During a transition, knowing who’s on your side is an essential strategy. For instance, you may have helpful mentors or colleagues that can give feedback about your job change. In addition, it’s also a good idea to have an emotional support team that includes family members and friends, people whom you trust to ask for what you need at the moment. A team of medical professionals can support you in various ways with a health diagnosis. The most important thing is to reach out regularly for this support. You do not have to go it alone. And it’s also just as important to identify those non-people supports that nourish your soul, like being in nature, exercising, making art, being with animals, meditating, praying, listening to or making music, attending a place of worship, doing yoga, and so much more.
- Journaling prompts can include making lists of 1) Helpful professional mentors and colleagues; 2) Family and friends you trust and can turn to; 3) Medical or therapeutic professionals you may enlist for support; and 4) Soul-Nourishing Supports, things you can do for yourself that help nourish you. What gives me a sense of calm, peace, balance, a sense of ease?
4. Create Simple Action Steps.

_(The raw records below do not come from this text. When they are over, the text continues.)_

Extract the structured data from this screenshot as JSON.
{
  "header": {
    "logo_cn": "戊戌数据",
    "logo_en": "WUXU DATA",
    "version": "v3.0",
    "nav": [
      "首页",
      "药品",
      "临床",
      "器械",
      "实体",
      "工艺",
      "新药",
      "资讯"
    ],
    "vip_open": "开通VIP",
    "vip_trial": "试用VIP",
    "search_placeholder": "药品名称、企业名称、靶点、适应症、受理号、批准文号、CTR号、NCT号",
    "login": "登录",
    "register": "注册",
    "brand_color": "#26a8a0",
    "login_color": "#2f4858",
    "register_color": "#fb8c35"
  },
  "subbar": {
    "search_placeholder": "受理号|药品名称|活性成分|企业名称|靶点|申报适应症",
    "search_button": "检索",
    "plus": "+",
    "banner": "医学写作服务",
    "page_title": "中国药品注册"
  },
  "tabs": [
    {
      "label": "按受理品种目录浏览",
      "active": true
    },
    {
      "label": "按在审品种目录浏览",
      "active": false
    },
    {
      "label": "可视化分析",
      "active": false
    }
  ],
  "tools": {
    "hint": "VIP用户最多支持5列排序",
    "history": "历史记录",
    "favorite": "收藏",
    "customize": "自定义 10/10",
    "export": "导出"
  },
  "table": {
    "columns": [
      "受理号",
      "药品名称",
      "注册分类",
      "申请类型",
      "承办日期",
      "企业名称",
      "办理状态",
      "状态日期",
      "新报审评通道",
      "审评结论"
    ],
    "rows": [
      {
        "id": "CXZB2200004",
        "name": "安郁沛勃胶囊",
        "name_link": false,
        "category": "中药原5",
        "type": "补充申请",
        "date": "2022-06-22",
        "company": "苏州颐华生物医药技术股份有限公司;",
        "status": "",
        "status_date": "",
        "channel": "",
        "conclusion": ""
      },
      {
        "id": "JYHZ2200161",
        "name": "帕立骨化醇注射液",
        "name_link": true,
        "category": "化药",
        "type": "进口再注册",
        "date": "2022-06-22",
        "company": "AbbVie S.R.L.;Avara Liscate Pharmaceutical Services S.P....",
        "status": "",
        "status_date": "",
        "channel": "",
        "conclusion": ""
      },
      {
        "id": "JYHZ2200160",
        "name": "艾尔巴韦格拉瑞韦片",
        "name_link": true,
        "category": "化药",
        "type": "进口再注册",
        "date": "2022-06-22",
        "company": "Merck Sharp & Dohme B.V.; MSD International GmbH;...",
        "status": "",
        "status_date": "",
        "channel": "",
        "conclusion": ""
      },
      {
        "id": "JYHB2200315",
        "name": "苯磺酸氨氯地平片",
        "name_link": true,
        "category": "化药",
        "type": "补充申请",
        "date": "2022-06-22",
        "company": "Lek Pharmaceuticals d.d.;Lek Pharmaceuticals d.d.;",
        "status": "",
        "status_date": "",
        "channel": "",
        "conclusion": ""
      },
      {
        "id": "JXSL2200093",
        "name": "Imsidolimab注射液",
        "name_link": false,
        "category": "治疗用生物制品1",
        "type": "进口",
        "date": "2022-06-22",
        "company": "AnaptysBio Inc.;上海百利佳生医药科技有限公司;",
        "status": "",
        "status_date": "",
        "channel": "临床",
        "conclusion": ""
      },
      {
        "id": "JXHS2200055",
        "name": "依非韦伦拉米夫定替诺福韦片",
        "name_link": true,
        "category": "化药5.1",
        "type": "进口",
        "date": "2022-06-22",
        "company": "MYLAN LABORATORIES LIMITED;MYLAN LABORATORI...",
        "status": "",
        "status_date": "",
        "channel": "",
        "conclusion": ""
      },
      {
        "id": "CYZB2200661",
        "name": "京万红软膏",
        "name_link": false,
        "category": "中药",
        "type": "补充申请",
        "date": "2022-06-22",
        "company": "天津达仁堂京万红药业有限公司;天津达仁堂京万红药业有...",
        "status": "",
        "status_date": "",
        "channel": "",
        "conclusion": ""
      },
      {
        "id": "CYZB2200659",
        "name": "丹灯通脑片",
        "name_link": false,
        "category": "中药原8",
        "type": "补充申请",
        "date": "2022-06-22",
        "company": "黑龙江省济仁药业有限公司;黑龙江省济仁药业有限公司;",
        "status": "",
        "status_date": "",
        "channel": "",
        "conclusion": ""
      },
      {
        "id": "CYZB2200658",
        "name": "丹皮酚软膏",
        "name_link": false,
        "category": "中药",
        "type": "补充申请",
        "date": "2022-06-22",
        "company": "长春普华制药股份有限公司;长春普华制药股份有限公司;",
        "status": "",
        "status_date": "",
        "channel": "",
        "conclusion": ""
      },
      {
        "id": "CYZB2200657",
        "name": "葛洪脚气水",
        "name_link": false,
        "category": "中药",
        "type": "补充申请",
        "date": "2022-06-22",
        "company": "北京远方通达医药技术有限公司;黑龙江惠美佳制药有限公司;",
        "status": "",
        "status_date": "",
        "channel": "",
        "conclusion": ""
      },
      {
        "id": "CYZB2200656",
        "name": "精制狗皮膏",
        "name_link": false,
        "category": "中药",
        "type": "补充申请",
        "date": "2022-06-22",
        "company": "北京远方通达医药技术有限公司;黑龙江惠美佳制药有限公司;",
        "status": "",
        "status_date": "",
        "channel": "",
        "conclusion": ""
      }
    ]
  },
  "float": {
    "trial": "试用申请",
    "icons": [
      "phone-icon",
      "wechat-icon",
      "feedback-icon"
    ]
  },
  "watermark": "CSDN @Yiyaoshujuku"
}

Setting a few simple, short-term action steps for yourself gives you encouragement and hope along with a sense of being in control. It’s like goal-setting. This can be creating a weekly calendar with specific coffee dates and/or events you will attend. Think creatively here. What’s something you’ve been yearning to do? Visit to a museum or botanical garden or attending a concert? Or, is this the time to turn to regular writing and other creative outlets? What’s the local library or adult education center offering that interests you? Could you attend a weekly gentle yoga or tai chi class twice a week, set a writing date for 20 minutes of daily or weekly writing? Once identified, place these action steps in a place where you will see them. Better yet, add them to your calendar.
- Journaling prompts can include: What action steps can I take to manage my transitions? What would I like to do in the next week? Writing down a short-term plan with a few action steps; adding them to your calendar increases their likelihood of happening.
In short, radical self-care during a transition is a non-negotiable.
When we take the time to remember our strengths, values, our support network, the things in life that soothe all while reframing our days for doable action steps and structure, we can begin to regain a sense of control in our own transition.
What strategies help you manage your transition? Feel free to comment below.
Next week, I begin a new blog series to shed further light of each of the above four strategies. And if you found this post helpful, I’d be so grateful if you would share it on your favorite social media stream. Thank you!
(Grateful to Leia Francisco for her life-work on transitions and her Tools for Management chapter found in her book Writing Through Transitions: A Guide for Transforming Life Changes from which the above are adapted.)